Fuse Deposition Modeling (FDM)
FDM for Modeling, Prototyping, and Production Parts
Fuse Deposition Modeling (FDM) is an additive manufacturing technique, also known as direct digital manufacturing (DDM) or 3D printing, builds parts by depositing production-grade thermoplastic material layer by layer. A plastic filament or metal wire is unwound from a coil and supplies material to an extrusion nozzle, which can turn the flow on and off. The nozzle is heated to melt the material and is moved horizontally under the direction of a computer-aided manufacturing (CAM) software package. Thermoplastic material is extruded to form layers and the material hardens immediately after extrusion.
FDM is well suited for modeling, prototyping, and production applications, especially for creating strong, highly durable components. Parts made using the FDM prototyping method offer excellent thermal and mechanical properties and are available in a range of colors. Our Fortus 400mc 3D Production System with the larger extended platform allows creating components up to 14x16x16 inches in size. FDM part accuracy is ±0.010-in. for the first inch and 0.003-in. per inch thereafter.

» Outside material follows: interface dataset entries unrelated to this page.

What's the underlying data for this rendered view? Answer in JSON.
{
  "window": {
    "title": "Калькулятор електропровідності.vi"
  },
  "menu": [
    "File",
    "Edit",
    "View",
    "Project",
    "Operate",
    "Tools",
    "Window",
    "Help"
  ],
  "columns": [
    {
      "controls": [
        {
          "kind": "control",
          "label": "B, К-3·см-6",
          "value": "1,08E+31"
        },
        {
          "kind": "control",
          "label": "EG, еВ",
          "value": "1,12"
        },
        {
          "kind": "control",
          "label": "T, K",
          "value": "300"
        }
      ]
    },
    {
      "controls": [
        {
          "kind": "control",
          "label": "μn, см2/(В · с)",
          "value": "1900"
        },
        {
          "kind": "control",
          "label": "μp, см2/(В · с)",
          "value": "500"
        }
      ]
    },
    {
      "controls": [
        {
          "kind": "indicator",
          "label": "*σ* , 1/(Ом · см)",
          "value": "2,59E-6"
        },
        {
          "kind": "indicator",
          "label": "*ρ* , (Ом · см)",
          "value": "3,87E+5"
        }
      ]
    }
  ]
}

How Can FDM Save You Money?
Parts made from our new FDM system eliminate the need to create tooling, which allows rendering new concepts more quickly and at a lower cost.
We can produce parts and prototypes in your choice of three different FDM materials: ABS-M30 (ideal when high strength is required), polycarbonate (for high accuracy, durability and stability), and ULTEM 9085 (for high strength and flame-retardancy). Polycarbonate and PC-ISO are ideal for medical applications.
Our in-house custom finishing and painting facilities and Pantone® color matching system simplify creating the color and surface texture you want to reproduce the look and feel of production parts quickly.
- Design review
- Fit & function tests
- Show models
- Low volume production
- Snap features
- Urethane & casting masters